Extracted material below:

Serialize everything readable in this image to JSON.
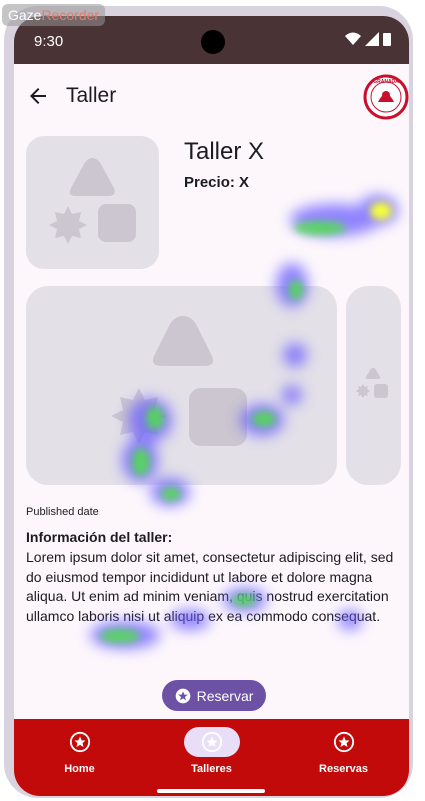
{
  "watermark": {
    "part1": "Gaze",
    "part2": "Recorder"
  },
  "status_bar": {
    "time": "9:30"
  },
  "app_bar": {
    "title": "Taller",
    "logo_text": "GRANADA"
  },
  "workshop": {
    "name": "Taller X",
    "price": "Precio: X"
  },
  "published_label": "Published date",
  "info": {
    "title": "Información del taller:",
    "body": "Lorem ipsum dolor sit amet, consectetur adipiscing elit, sed do eiusmod tempor incididunt ut labore et dolore magna aliqua. Ut enim ad minim veniam, quis nostrud exercitation ullamco laboris nisi ut aliquip ex ea commodo consequat."
  },
  "reserve_button": {
    "label": "Reservar",
    "icon": "star-circle-icon"
  },
  "bottom_nav": {
    "items": [
      {
        "label": "Home",
        "icon": "star-circle-icon",
        "active": false
      },
      {
        "label": "Talleres",
        "icon": "star-circle-icon",
        "active": true
      },
      {
        "label": "Reservas",
        "icon": "star-circle-icon",
        "active": false
      }
    ]
  },
  "colors": {
    "status_bar": "#4a3335",
    "background": "#fdf7fc",
    "placeholder": "#e3e0e8",
    "accent": "#6d51a4",
    "nav_bar": "#c30a0a",
    "nav_active_pill": "#e8def8"
  }
}
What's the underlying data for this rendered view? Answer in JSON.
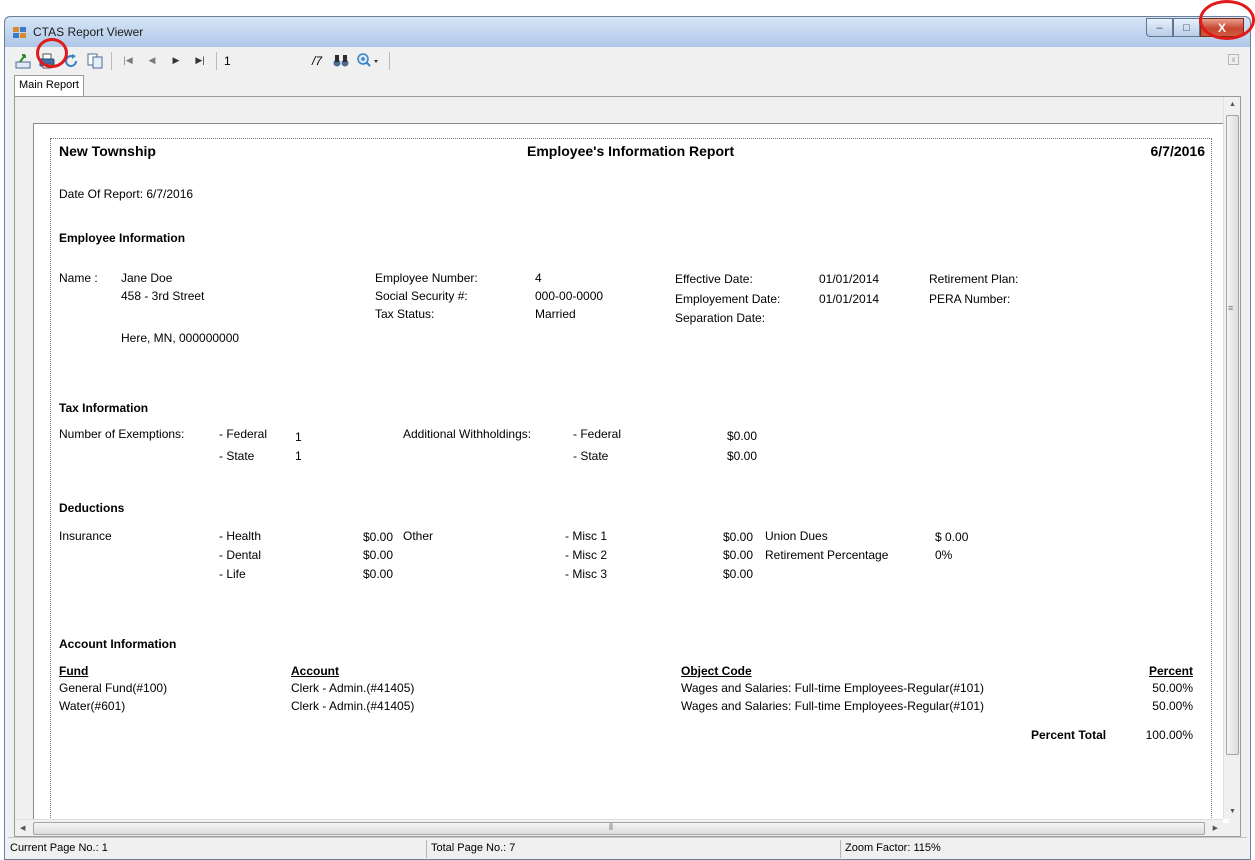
{
  "window": {
    "title": "CTAS Report Viewer",
    "minimize_glyph": "–",
    "maximize_glyph": "□",
    "close_glyph": "X"
  },
  "toolbar": {
    "page_number": "1",
    "total_pages": "/7",
    "icons": [
      "export-icon",
      "print-icon",
      "refresh-icon",
      "copy-icon",
      "first-page-icon",
      "previous-page-icon",
      "next-page-icon",
      "last-page-icon",
      "find-icon",
      "zoom-icon"
    ]
  },
  "tabs": [
    {
      "label": "Main Report"
    }
  ],
  "report": {
    "org_name": "New Township",
    "title": "Employee's Information Report",
    "print_date": "6/7/2016",
    "date_of_report": "Date Of Report: 6/7/2016",
    "employee_section": {
      "heading": "Employee Information",
      "name_label": "Name :",
      "name": "Jane Doe",
      "address1": "458 - 3rd Street",
      "address2": "Here, MN, 000000000",
      "emp_number_label": "Employee Number:",
      "emp_number": "4",
      "ssn_label": "Social Security #:",
      "ssn": "000-00-0000",
      "tax_status_label": "Tax Status:",
      "tax_status": "Married",
      "effective_date_label": "Effective Date:",
      "effective_date": "01/01/2014",
      "employment_date_label": "Employement Date:",
      "employment_date": "01/01/2014",
      "separation_date_label": "Separation Date:",
      "retirement_plan_label": "Retirement Plan:",
      "pera_number_label": "PERA Number:"
    },
    "tax_section": {
      "heading": "Tax Information",
      "exemptions_label": "Number of Exemptions:",
      "federal_label": "- Federal",
      "federal_exemptions": "1",
      "state_label": "- State",
      "state_exemptions": "1",
      "withholdings_label": "Additional Withholdings:",
      "federal_withholding": "$0.00",
      "state_withholding": "$0.00"
    },
    "deductions_section": {
      "heading": "Deductions",
      "insurance_label": "Insurance",
      "health_label": "- Health",
      "health": "$0.00",
      "dental_label": "- Dental",
      "dental": "$0.00",
      "life_label": "- Life",
      "life": "$0.00",
      "other_label": "Other",
      "misc1_label": "- Misc 1",
      "misc1": "$0.00",
      "misc2_label": "- Misc 2",
      "misc2": "$0.00",
      "misc3_label": "- Misc 3",
      "misc3": "$0.00",
      "union_dues_label": "Union Dues",
      "union_dues": "$ 0.00",
      "retirement_pct_label": "Retirement Percentage",
      "retirement_pct": "0%"
    },
    "account_section": {
      "heading": "Account Information",
      "columns": {
        "fund": "Fund",
        "account": "Account",
        "object_code": "Object Code",
        "percent": "Percent"
      },
      "rows": [
        {
          "fund": "General Fund(#100)",
          "account": "Clerk - Admin.(#41405)",
          "object_code": "Wages and Salaries: Full-time Employees-Regular(#101)",
          "percent": "50.00%"
        },
        {
          "fund": "Water(#601)",
          "account": "Clerk - Admin.(#41405)",
          "object_code": "Wages and Salaries: Full-time Employees-Regular(#101)",
          "percent": "50.00%"
        }
      ],
      "percent_total_label": "Percent Total",
      "percent_total": "100.00%"
    }
  },
  "statusbar": {
    "current_page": "Current Page No.: 1",
    "total_pages": "Total Page No.: 7",
    "zoom_factor": "Zoom Factor: 115%"
  },
  "colors": {
    "annotation_red": "#e01919",
    "title_bar": "#aec7e8"
  }
}
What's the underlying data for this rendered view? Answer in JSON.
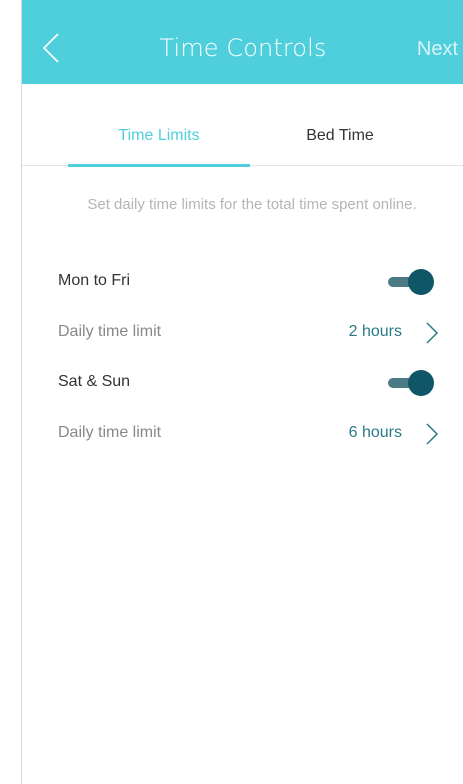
{
  "header": {
    "title": "Time Controls",
    "next_label": "Next",
    "background_color": "#4fcfdc",
    "back_icon": "chevron-left-icon"
  },
  "tabs": [
    {
      "label": "Time Limits",
      "active": true
    },
    {
      "label": "Bed Time",
      "active": false
    }
  ],
  "description": "Set daily time limits for the total time spent online.",
  "schedules": [
    {
      "label": "Mon to Fri",
      "enabled": true,
      "limit_label": "Daily time limit",
      "limit_value": "2 hours"
    },
    {
      "label": "Sat & Sun",
      "enabled": true,
      "limit_label": "Daily time limit",
      "limit_value": "6 hours"
    }
  ],
  "colors": {
    "accent": "#4fcfdc",
    "value_text": "#2a7a88",
    "toggle_on": "#0f5766"
  }
}
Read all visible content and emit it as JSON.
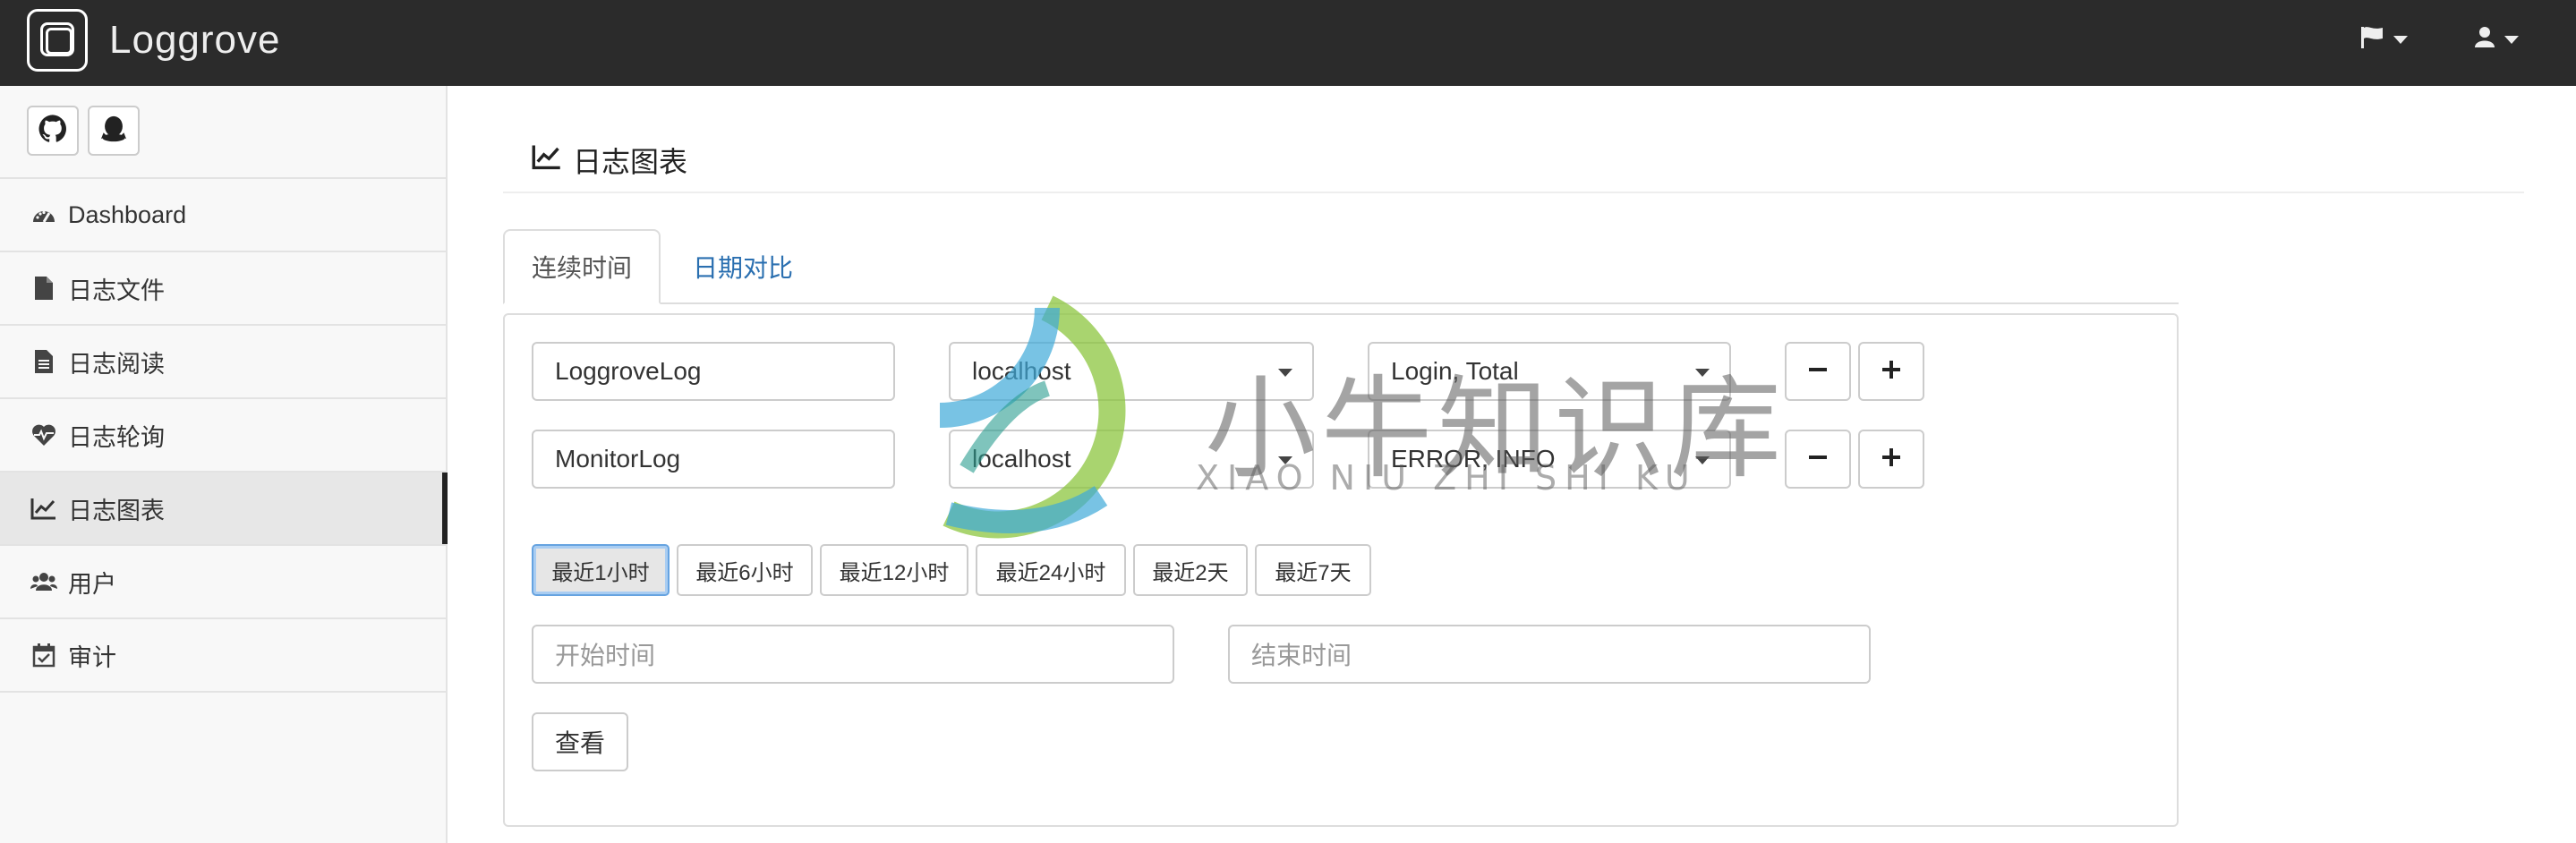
{
  "app": {
    "brand": "Loggrove"
  },
  "sidebar": {
    "items": [
      {
        "label": "Dashboard",
        "icon": "dashboard-icon"
      },
      {
        "label": "日志文件",
        "icon": "file-icon"
      },
      {
        "label": "日志阅读",
        "icon": "file-text-icon"
      },
      {
        "label": "日志轮询",
        "icon": "heartbeat-icon"
      },
      {
        "label": "日志图表",
        "icon": "line-chart-icon",
        "active": true
      },
      {
        "label": "用户",
        "icon": "users-icon"
      },
      {
        "label": "审计",
        "icon": "calendar-check-icon"
      }
    ]
  },
  "page": {
    "title": "日志图表"
  },
  "tabs": [
    {
      "label": "连续时间",
      "active": true
    },
    {
      "label": "日期对比",
      "active": false
    }
  ],
  "rows": [
    {
      "log": "LoggroveLog",
      "host": "localhost",
      "keywords": "Login, Total"
    },
    {
      "log": "MonitorLog",
      "host": "localhost",
      "keywords": "ERROR, INFO"
    }
  ],
  "ranges": [
    "最近1小时",
    "最近6小时",
    "最近12小时",
    "最近24小时",
    "最近2天",
    "最近7天"
  ],
  "inputs": {
    "start_placeholder": "开始时间",
    "end_placeholder": "结束时间"
  },
  "actions": {
    "view_label": "查看"
  },
  "watermark": {
    "text": "小牛知识库",
    "sub": "XIAO NIU ZHI SHI KU"
  },
  "colors": {
    "navbar": "#2b2b2b",
    "link": "#2a6fb0",
    "active_focus": "#66a3e0"
  }
}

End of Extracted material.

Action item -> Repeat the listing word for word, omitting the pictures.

Answer space ->
Serialize everything readable in this image to JSON.
{
  "watermark": {
    "part1": "Gaze",
    "part2": "Recorder"
  },
  "status_bar": {
    "time": "9:30"
  },
  "app_bar": {
    "title": "Taller",
    "logo_text": "GRANADA"
  },
  "workshop": {
    "name": "Taller X",
    "price": "Precio: X"
  },
  "published_label": "Published date",
  "info": {
    "title": "Información del taller:",
    "body": "Lorem ipsum dolor sit amet, consectetur adipiscing elit, sed do eiusmod tempor incididunt ut labore et dolore magna aliqua. Ut enim ad minim veniam, quis nostrud exercitation ullamco laboris nisi ut aliquip ex ea commodo consequat."
  },
  "reserve_button": {
    "label": "Reservar",
    "icon": "star-circle-icon"
  },
  "bottom_nav": {
    "items": [
      {
        "label": "Home",
        "icon": "star-circle-icon",
        "active": false
      },
      {
        "label": "Talleres",
        "icon": "star-circle-icon",
        "active": true
      },
      {
        "label": "Reservas",
        "icon": "star-circle-icon",
        "active": false
      }
    ]
  },
  "colors": {
    "status_bar": "#4a3335",
    "background": "#fdf7fc",
    "placeholder": "#e3e0e8",
    "accent": "#6d51a4",
    "nav_bar": "#c30a0a",
    "nav_active_pill": "#e8def8"
  }
}
What's the underlying data for this rendered view? Answer in JSON.
{
  "window": {
    "title": "CTAS Report Viewer",
    "minimize_glyph": "–",
    "maximize_glyph": "□",
    "close_glyph": "X"
  },
  "toolbar": {
    "page_number": "1",
    "total_pages": "/7",
    "icons": [
      "export-icon",
      "print-icon",
      "refresh-icon",
      "copy-icon",
      "first-page-icon",
      "previous-page-icon",
      "next-page-icon",
      "last-page-icon",
      "find-icon",
      "zoom-icon"
    ]
  },
  "tabs": [
    {
      "label": "Main Report"
    }
  ],
  "report": {
    "org_name": "New Township",
    "title": "Employee's Information Report",
    "print_date": "6/7/2016",
    "date_of_report": "Date Of Report: 6/7/2016",
    "employee_section": {
      "heading": "Employee Information",
      "name_label": "Name :",
      "name": "Jane Doe",
      "address1": "458 - 3rd Street",
      "address2": "Here, MN, 000000000",
      "emp_number_label": "Employee Number:",
      "emp_number": "4",
      "ssn_label": "Social Security #:",
      "ssn": "000-00-0000",
      "tax_status_label": "Tax Status:",
      "tax_status": "Married",
      "effective_date_label": "Effective Date:",
      "effective_date": "01/01/2014",
      "employment_date_label": "Employement Date:",
      "employment_date": "01/01/2014",
      "separation_date_label": "Separation Date:",
      "retirement_plan_label": "Retirement Plan:",
      "pera_number_label": "PERA Number:"
    },
    "tax_section": {
      "heading": "Tax Information",
      "exemptions_label": "Number of Exemptions:",
      "federal_label": "- Federal",
      "federal_exemptions": "1",
      "state_label": "- State",
      "state_exemptions": "1",
      "withholdings_label": "Additional Withholdings:",
      "federal_withholding": "$0.00",
      "state_withholding": "$0.00"
    },
    "deductions_section": {
      "heading": "Deductions",
      "insurance_label": "Insurance",
      "health_label": "- Health",
      "health": "$0.00",
      "dental_label": "- Dental",
      "dental": "$0.00",
      "life_label": "- Life",
      "life": "$0.00",
      "other_label": "Other",
      "misc1_label": "- Misc 1",
      "misc1": "$0.00",
      "misc2_label": "- Misc 2",
      "misc2": "$0.00",
      "misc3_label": "- Misc 3",
      "misc3": "$0.00",
      "union_dues_label": "Union Dues",
      "union_dues": "$ 0.00",
      "retirement_pct_label": "Retirement Percentage",
      "retirement_pct": "0%"
    },
    "account_section": {
      "heading": "Account Information",
      "columns": {
        "fund": "Fund",
        "account": "Account",
        "object_code": "Object Code",
        "percent": "Percent"
      },
      "rows": [
        {
          "fund": "General Fund(#100)",
          "account": "Clerk - Admin.(#41405)",
          "object_code": "Wages and Salaries: Full-time Employees-Regular(#101)",
          "percent": "50.00%"
        },
        {
          "fund": "Water(#601)",
          "account": "Clerk - Admin.(#41405)",
          "object_code": "Wages and Salaries: Full-time Employees-Regular(#101)",
          "percent": "50.00%"
        }
      ],
      "percent_total_label": "Percent Total",
      "percent_total": "100.00%"
    }
  },
  "statusbar": {
    "current_page": "Current Page No.: 1",
    "total_pages": "Total Page No.: 7",
    "zoom_factor": "Zoom Factor: 115%"
  },
  "colors": {
    "annotation_red": "#e01919",
    "title_bar": "#aec7e8"
  }
}
What's the underlying data for this rendered view? Answer in JSON.
{
  "header": {
    "title": "Time Controls",
    "next_label": "Next",
    "background_color": "#4fcfdc",
    "back_icon": "chevron-left-icon"
  },
  "tabs": [
    {
      "label": "Time Limits",
      "active": true
    },
    {
      "label": "Bed Time",
      "active": false
    }
  ],
  "description": "Set daily time limits for the total time spent online.",
  "schedules": [
    {
      "label": "Mon to Fri",
      "enabled": true,
      "limit_label": "Daily time limit",
      "limit_value": "2 hours"
    },
    {
      "label": "Sat & Sun",
      "enabled": true,
      "limit_label": "Daily time limit",
      "limit_value": "6 hours"
    }
  ],
  "colors": {
    "accent": "#4fcfdc",
    "value_text": "#2a7a88",
    "toggle_on": "#0f5766"
  }
}
Read all visible content and emit it as JSON.
{
  "app": {
    "brand": "Loggrove"
  },
  "sidebar": {
    "items": [
      {
        "label": "Dashboard",
        "icon": "dashboard-icon"
      },
      {
        "label": "日志文件",
        "icon": "file-icon"
      },
      {
        "label": "日志阅读",
        "icon": "file-text-icon"
      },
      {
        "label": "日志轮询",
        "icon": "heartbeat-icon"
      },
      {
        "label": "日志图表",
        "icon": "line-chart-icon",
        "active": true
      },
      {
        "label": "用户",
        "icon": "users-icon"
      },
      {
        "label": "审计",
        "icon": "calendar-check-icon"
      }
    ]
  },
  "page": {
    "title": "日志图表"
  },
  "tabs": [
    {
      "label": "连续时间",
      "active": true
    },
    {
      "label": "日期对比",
      "active": false
    }
  ],
  "rows": [
    {
      "log": "LoggroveLog",
      "host": "localhost",
      "keywords": "Login, Total"
    },
    {
      "log": "MonitorLog",
      "host": "localhost",
      "keywords": "ERROR, INFO"
    }
  ],
  "ranges": [
    "最近1小时",
    "最近6小时",
    "最近12小时",
    "最近24小时",
    "最近2天",
    "最近7天"
  ],
  "inputs": {
    "start_placeholder": "开始时间",
    "end_placeholder": "结束时间"
  },
  "actions": {
    "view_label": "查看"
  },
  "watermark": {
    "text": "小牛知识库",
    "sub": "XIAO NIU ZHI SHI KU"
  },
  "colors": {
    "navbar": "#2b2b2b",
    "link": "#2a6fb0",
    "active_focus": "#66a3e0"
  }
}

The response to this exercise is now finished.